In planning an evaluation it is important to identify key questions the organization may have. From these, we can determine how many of those questions can be answered from prior impact evaluations or from an improved systems of process evaluation. Assuming we haven’t found all our answers, we must then pick a few top priority questions that will be the primary focus of our impact evaluation. Finally we should draw up plans to answer as many questions as we can, keeping in mind that fewer high quality impact studies are more valuable than many poor quality ones.
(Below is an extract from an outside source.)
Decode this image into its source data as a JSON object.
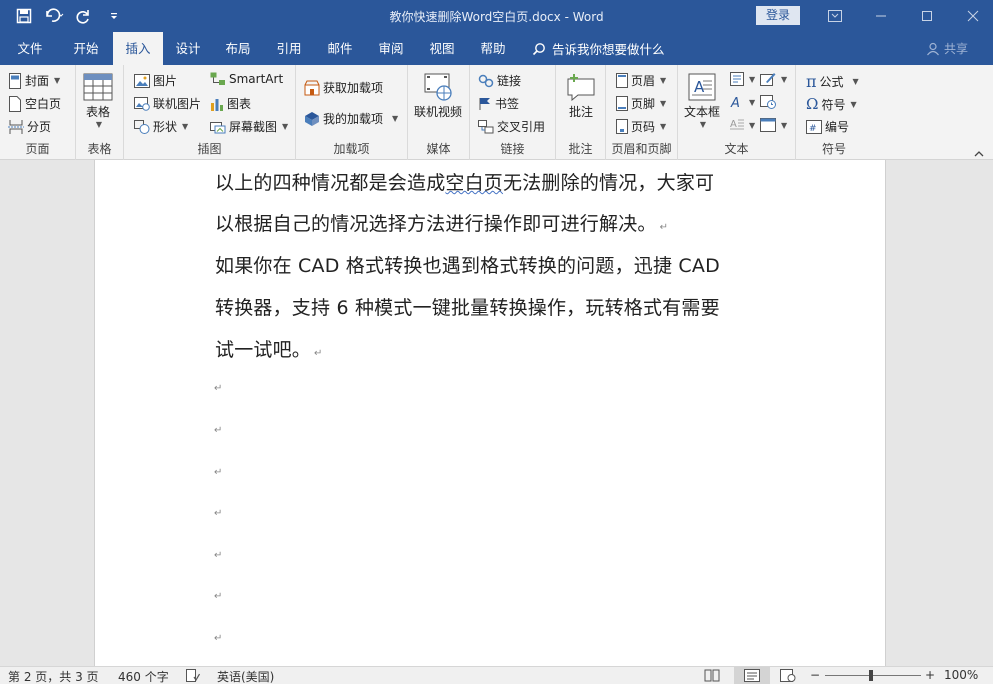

The first step in an evaluation is to revisit the program’s goals and how we expect those goals to be achieved. A logical framework or theory of change model can help in this process. (See Program Theory Assessment) As part of assessing the purpose and strategy of a program, we must think about key outcomes, the expected pathways to achieve those outcomes, and reasonable milestones that indicate we’re traveling down the right path. As expected in an evaluation, these outcomes and milestones will need to be measured, and therefore transformed into “indicators” and ultimately “data”. (See Goals, Outcomes, and Measurement.)
Only after we have a good sense of the pathways, the scope of influence, and a plan for how we will measure progress, can we think about the actual design of the evaluation.